====== TASK DATA

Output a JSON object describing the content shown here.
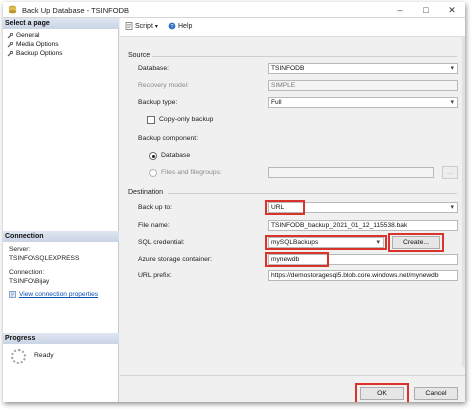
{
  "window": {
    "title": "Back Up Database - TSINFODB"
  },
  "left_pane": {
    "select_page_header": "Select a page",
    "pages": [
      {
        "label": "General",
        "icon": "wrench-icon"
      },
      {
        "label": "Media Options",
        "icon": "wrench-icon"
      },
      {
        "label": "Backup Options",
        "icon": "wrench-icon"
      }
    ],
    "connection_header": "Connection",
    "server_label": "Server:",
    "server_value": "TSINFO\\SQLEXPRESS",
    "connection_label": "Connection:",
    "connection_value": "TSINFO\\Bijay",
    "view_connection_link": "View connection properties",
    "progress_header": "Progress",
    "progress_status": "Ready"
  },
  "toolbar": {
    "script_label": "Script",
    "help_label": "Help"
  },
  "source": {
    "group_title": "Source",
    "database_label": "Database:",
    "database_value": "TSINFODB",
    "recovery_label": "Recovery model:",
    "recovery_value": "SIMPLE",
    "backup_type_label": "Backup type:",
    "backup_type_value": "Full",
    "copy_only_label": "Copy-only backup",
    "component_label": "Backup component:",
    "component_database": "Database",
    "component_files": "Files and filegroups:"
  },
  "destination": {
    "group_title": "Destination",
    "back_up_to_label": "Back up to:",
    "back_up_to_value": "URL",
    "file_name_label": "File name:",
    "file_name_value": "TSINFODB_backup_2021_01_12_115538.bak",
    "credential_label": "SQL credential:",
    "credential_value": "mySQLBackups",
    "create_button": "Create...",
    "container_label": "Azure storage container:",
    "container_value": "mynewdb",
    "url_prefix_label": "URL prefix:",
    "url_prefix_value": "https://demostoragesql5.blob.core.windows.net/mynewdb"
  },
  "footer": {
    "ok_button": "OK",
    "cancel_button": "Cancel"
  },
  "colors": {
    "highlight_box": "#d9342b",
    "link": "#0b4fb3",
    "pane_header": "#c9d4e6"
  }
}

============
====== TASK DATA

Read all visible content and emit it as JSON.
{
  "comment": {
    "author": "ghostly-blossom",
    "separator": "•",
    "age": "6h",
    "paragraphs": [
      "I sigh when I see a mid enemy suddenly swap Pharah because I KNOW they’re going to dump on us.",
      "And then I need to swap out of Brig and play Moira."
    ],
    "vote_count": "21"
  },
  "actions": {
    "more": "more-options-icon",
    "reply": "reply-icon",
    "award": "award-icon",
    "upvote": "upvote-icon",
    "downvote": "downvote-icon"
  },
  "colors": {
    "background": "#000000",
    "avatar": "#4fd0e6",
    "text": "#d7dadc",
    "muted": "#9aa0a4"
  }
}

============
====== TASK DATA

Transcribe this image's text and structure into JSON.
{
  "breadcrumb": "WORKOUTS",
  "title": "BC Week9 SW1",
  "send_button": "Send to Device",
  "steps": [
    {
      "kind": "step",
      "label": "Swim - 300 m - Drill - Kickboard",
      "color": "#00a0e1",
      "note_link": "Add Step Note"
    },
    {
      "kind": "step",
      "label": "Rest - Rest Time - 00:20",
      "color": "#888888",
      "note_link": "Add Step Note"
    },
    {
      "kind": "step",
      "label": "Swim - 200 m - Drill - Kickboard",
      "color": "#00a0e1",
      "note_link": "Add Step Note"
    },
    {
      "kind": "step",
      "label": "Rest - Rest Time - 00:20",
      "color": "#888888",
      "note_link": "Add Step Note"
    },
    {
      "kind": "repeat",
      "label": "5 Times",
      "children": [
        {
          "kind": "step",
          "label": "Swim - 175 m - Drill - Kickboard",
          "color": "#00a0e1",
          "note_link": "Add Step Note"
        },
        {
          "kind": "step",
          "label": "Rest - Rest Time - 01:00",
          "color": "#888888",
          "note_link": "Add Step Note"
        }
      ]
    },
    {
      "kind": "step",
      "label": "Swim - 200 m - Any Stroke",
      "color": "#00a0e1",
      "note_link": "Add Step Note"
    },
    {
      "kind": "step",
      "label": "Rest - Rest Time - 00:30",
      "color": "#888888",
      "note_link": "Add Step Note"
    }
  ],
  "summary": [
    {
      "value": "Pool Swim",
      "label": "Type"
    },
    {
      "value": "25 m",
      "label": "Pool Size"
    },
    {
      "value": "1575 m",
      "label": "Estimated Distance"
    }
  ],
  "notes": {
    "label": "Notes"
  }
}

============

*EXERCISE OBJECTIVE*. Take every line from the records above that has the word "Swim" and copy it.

*EXERCISE RESULT*.
      "label": "Swim - 300 m - Drill - Kickboard",
      "label": "Swim - 200 m - Drill - Kickboard",
          "label": "Swim - 175 m - Drill - Kickboard",
      "label": "Swim - 200 m - Any Stroke",
      "value": "Pool Swim",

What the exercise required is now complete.